Material provided:
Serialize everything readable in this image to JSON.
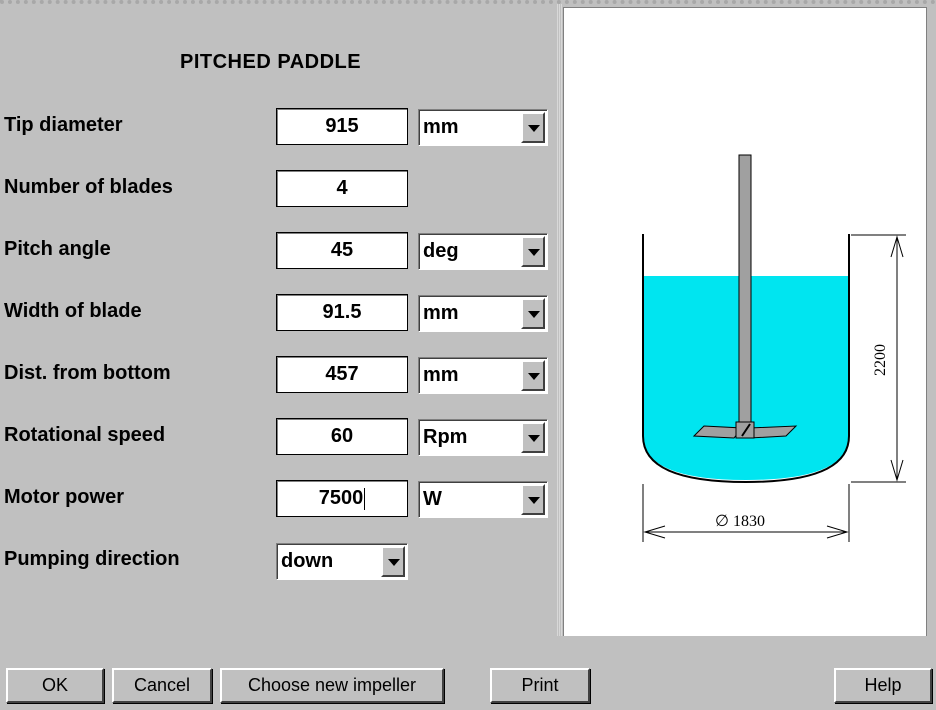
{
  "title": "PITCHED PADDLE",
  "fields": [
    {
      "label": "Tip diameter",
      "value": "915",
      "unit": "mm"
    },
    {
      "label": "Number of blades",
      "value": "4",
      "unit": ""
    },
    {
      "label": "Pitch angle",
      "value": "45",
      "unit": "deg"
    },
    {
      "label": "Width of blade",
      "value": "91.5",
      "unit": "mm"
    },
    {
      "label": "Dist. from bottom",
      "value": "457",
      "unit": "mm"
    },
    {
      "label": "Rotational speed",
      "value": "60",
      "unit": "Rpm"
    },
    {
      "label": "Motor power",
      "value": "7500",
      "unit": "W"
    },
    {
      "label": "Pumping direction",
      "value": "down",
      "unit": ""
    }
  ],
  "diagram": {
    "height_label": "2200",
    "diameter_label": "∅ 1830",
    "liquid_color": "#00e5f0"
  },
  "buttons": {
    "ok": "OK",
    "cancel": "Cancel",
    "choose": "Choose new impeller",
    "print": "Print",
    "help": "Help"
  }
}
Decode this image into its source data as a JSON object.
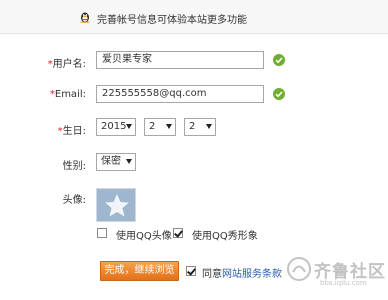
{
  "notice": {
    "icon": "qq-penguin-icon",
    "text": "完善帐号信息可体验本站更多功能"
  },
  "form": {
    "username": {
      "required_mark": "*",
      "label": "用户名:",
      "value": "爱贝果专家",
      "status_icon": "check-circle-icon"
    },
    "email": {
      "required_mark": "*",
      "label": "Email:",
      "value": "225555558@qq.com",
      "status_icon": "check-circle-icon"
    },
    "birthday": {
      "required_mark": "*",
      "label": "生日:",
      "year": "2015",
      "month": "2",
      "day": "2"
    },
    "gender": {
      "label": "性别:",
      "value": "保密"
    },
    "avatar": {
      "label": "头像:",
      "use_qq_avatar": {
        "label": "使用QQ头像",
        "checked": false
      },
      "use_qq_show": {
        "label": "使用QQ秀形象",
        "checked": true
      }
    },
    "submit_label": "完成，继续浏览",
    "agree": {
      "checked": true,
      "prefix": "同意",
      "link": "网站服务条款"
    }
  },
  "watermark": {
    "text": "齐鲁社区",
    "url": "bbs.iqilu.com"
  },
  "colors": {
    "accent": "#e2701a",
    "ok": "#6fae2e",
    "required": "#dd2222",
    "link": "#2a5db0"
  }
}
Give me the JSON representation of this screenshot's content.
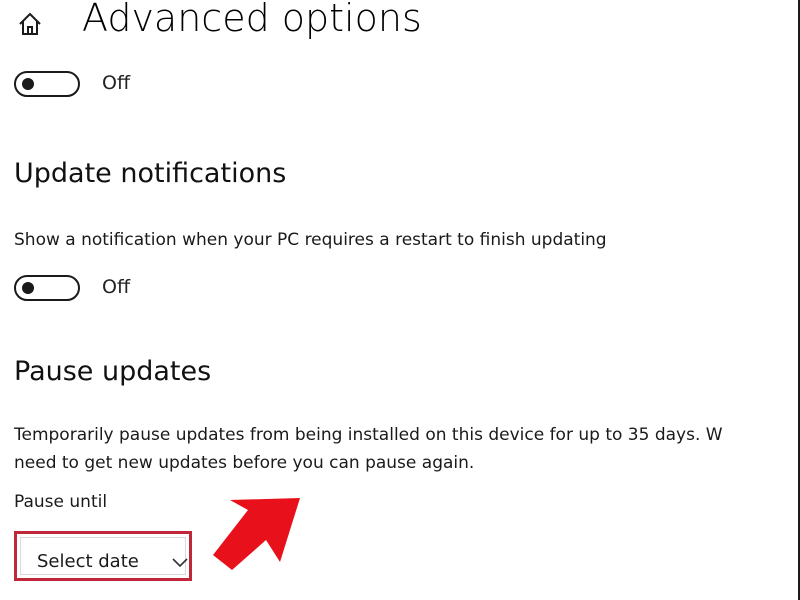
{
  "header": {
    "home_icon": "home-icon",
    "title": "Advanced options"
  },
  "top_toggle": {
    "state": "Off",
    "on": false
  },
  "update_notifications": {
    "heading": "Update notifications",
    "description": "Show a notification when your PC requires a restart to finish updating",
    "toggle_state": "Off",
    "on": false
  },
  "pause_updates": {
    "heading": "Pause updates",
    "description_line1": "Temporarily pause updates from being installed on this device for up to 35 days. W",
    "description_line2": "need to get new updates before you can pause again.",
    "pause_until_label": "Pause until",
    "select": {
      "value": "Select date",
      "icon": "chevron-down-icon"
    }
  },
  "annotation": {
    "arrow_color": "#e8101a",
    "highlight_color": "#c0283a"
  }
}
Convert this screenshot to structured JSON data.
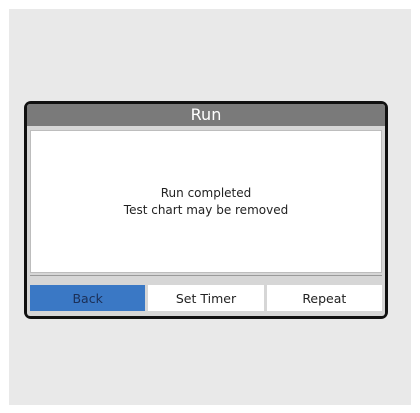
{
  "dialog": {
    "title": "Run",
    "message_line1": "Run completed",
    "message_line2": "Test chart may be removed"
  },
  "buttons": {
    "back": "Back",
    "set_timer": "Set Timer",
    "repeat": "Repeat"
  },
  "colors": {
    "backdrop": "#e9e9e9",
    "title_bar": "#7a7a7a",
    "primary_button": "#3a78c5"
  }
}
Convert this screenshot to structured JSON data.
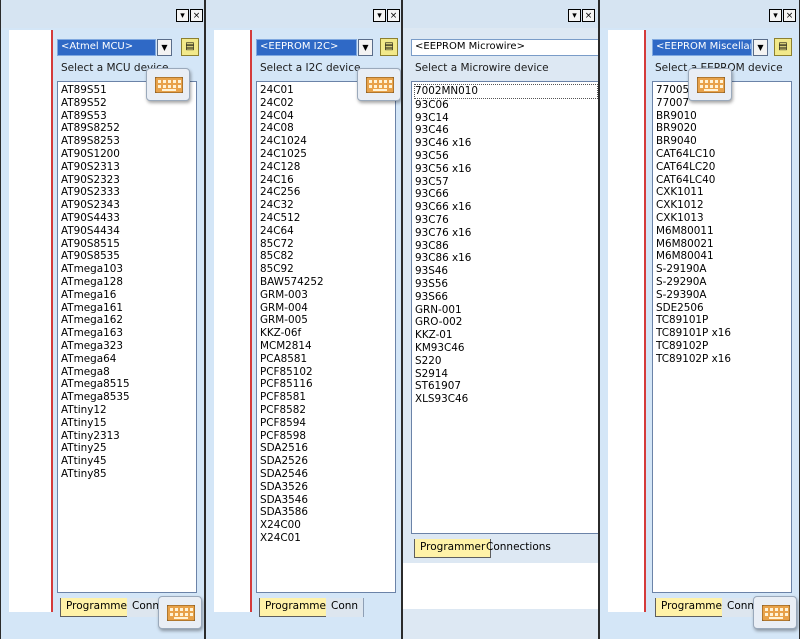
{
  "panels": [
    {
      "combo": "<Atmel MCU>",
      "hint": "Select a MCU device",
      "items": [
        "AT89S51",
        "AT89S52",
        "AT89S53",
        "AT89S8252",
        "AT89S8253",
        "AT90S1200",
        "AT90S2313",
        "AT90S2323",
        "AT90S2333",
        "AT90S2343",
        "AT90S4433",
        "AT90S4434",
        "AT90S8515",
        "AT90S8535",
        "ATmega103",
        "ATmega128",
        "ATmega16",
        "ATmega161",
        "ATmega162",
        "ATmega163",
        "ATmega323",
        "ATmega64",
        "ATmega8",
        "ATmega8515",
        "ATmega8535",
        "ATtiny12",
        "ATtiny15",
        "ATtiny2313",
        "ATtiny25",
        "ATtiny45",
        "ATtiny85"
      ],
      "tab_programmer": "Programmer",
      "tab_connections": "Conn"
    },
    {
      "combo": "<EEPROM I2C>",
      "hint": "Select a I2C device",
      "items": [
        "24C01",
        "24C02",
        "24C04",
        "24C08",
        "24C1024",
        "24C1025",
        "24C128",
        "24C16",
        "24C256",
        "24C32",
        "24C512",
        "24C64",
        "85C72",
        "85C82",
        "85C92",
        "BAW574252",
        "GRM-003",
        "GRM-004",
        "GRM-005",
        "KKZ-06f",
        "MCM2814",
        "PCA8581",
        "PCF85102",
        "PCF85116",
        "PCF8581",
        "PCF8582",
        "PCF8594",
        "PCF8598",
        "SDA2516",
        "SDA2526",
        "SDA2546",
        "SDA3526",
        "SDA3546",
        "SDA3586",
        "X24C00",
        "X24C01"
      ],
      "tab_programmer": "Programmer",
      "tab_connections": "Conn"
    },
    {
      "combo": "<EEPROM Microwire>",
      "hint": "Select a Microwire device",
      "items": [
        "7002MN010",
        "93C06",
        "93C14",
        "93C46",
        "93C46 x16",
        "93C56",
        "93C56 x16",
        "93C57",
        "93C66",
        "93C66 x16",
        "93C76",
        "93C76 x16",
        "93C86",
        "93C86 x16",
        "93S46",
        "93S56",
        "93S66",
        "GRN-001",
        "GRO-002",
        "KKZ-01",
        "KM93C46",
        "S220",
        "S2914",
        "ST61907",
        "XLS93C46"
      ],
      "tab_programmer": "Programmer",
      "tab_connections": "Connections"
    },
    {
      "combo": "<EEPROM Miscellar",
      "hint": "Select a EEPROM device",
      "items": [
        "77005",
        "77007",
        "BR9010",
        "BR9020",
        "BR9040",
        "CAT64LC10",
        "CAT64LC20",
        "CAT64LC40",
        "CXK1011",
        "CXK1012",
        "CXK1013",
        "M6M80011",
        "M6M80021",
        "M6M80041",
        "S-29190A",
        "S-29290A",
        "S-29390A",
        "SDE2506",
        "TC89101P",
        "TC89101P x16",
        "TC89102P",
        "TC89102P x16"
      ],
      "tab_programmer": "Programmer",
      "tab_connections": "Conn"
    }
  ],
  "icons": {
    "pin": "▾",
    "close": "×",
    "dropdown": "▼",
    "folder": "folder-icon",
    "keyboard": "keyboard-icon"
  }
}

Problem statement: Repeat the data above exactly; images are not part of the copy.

Solution to this task:
Serialize everything readable in this image to JSON.
{
  "title": "PITCHED PADDLE",
  "fields": [
    {
      "label": "Tip diameter",
      "value": "915",
      "unit": "mm"
    },
    {
      "label": "Number of blades",
      "value": "4",
      "unit": ""
    },
    {
      "label": "Pitch angle",
      "value": "45",
      "unit": "deg"
    },
    {
      "label": "Width of blade",
      "value": "91.5",
      "unit": "mm"
    },
    {
      "label": "Dist. from bottom",
      "value": "457",
      "unit": "mm"
    },
    {
      "label": "Rotational speed",
      "value": "60",
      "unit": "Rpm"
    },
    {
      "label": "Motor power",
      "value": "7500",
      "unit": "W"
    },
    {
      "label": "Pumping direction",
      "value": "down",
      "unit": ""
    }
  ],
  "diagram": {
    "height_label": "2200",
    "diameter_label": "∅ 1830",
    "liquid_color": "#00e5f0"
  },
  "buttons": {
    "ok": "OK",
    "cancel": "Cancel",
    "choose": "Choose new impeller",
    "print": "Print",
    "help": "Help"
  }
}
Decode this image into its source data as a JSON object.
{
  "notice": {
    "icon": "qq-penguin-icon",
    "text": "完善帐号信息可体验本站更多功能"
  },
  "form": {
    "username": {
      "required_mark": "*",
      "label": "用户名:",
      "value": "爱贝果专家",
      "status_icon": "check-circle-icon"
    },
    "email": {
      "required_mark": "*",
      "label": "Email:",
      "value": "225555558@qq.com",
      "status_icon": "check-circle-icon"
    },
    "birthday": {
      "required_mark": "*",
      "label": "生日:",
      "year": "2015",
      "month": "2",
      "day": "2"
    },
    "gender": {
      "label": "性别:",
      "value": "保密"
    },
    "avatar": {
      "label": "头像:",
      "use_qq_avatar": {
        "label": "使用QQ头像",
        "checked": false
      },
      "use_qq_show": {
        "label": "使用QQ秀形象",
        "checked": true
      }
    },
    "submit_label": "完成，继续浏览",
    "agree": {
      "checked": true,
      "prefix": "同意",
      "link": "网站服务条款"
    }
  },
  "watermark": {
    "text": "齐鲁社区",
    "url": "bbs.iqilu.com"
  },
  "colors": {
    "accent": "#e2701a",
    "ok": "#6fae2e",
    "required": "#dd2222",
    "link": "#2a5db0"
  }
}
Give me the JSON representation of this screenshot's content.
{
  "header": {
    "home_icon": "home-icon",
    "title": "Advanced options"
  },
  "top_toggle": {
    "state": "Off",
    "on": false
  },
  "update_notifications": {
    "heading": "Update notifications",
    "description": "Show a notification when your PC requires a restart to finish updating",
    "toggle_state": "Off",
    "on": false
  },
  "pause_updates": {
    "heading": "Pause updates",
    "description_line1": "Temporarily pause updates from being installed on this device for up to 35 days. W",
    "description_line2": "need to get new updates before you can pause again.",
    "pause_until_label": "Pause until",
    "select": {
      "value": "Select date",
      "icon": "chevron-down-icon"
    }
  },
  "annotation": {
    "arrow_color": "#e8101a",
    "highlight_color": "#c0283a"
  }
}
Convert this screenshot to structured JSON data.
{
  "dialog": {
    "title": "Run",
    "message_line1": "Run completed",
    "message_line2": "Test chart may be removed"
  },
  "buttons": {
    "back": "Back",
    "set_timer": "Set Timer",
    "repeat": "Repeat"
  },
  "colors": {
    "backdrop": "#e9e9e9",
    "title_bar": "#7a7a7a",
    "primary_button": "#3a78c5"
  }
}
Convert this screenshot to structured JSON data.
{
  "panels": [
    {
      "combo": "<Atmel MCU>",
      "hint": "Select a MCU device",
      "items": [
        "AT89S51",
        "AT89S52",
        "AT89S53",
        "AT89S8252",
        "AT89S8253",
        "AT90S1200",
        "AT90S2313",
        "AT90S2323",
        "AT90S2333",
        "AT90S2343",
        "AT90S4433",
        "AT90S4434",
        "AT90S8515",
        "AT90S8535",
        "ATmega103",
        "ATmega128",
        "ATmega16",
        "ATmega161",
        "ATmega162",
        "ATmega163",
        "ATmega323",
        "ATmega64",
        "ATmega8",
        "ATmega8515",
        "ATmega8535",
        "ATtiny12",
        "ATtiny15",
        "ATtiny2313",
        "ATtiny25",
        "ATtiny45",
        "ATtiny85"
      ],
      "tab_programmer": "Programmer",
      "tab_connections": "Conn"
    },
    {
      "combo": "<EEPROM I2C>",
      "hint": "Select a I2C device",
      "items": [
        "24C01",
        "24C02",
        "24C04",
        "24C08",
        "24C1024",
        "24C1025",
        "24C128",
        "24C16",
        "24C256",
        "24C32",
        "24C512",
        "24C64",
        "85C72",
        "85C82",
        "85C92",
        "BAW574252",
        "GRM-003",
        "GRM-004",
        "GRM-005",
        "KKZ-06f",
        "MCM2814",
        "PCA8581",
        "PCF85102",
        "PCF85116",
        "PCF8581",
        "PCF8582",
        "PCF8594",
        "PCF8598",
        "SDA2516",
        "SDA2526",
        "SDA2546",
        "SDA3526",
        "SDA3546",
        "SDA3586",
        "X24C00",
        "X24C01"
      ],
      "tab_programmer": "Programmer",
      "tab_connections": "Conn"
    },
    {
      "combo": "<EEPROM Microwire>",
      "hint": "Select a Microwire device",
      "items": [
        "7002MN010",
        "93C06",
        "93C14",
        "93C46",
        "93C46 x16",
        "93C56",
        "93C56 x16",
        "93C57",
        "93C66",
        "93C66 x16",
        "93C76",
        "93C76 x16",
        "93C86",
        "93C86 x16",
        "93S46",
        "93S56",
        "93S66",
        "GRN-001",
        "GRO-002",
        "KKZ-01",
        "KM93C46",
        "S220",
        "S2914",
        "ST61907",
        "XLS93C46"
      ],
      "tab_programmer": "Programmer",
      "tab_connections": "Connections"
    },
    {
      "combo": "<EEPROM Miscellar",
      "hint": "Select a EEPROM device",
      "items": [
        "77005",
        "77007",
        "BR9010",
        "BR9020",
        "BR9040",
        "CAT64LC10",
        "CAT64LC20",
        "CAT64LC40",
        "CXK1011",
        "CXK1012",
        "CXK1013",
        "M6M80011",
        "M6M80021",
        "M6M80041",
        "S-29190A",
        "S-29290A",
        "S-29390A",
        "SDE2506",
        "TC89101P",
        "TC89101P x16",
        "TC89102P",
        "TC89102P x16"
      ],
      "tab_programmer": "Programmer",
      "tab_connections": "Conn"
    }
  ],
  "icons": {
    "pin": "▾",
    "close": "×",
    "dropdown": "▼",
    "folder": "folder-icon",
    "keyboard": "keyboard-icon"
  }
}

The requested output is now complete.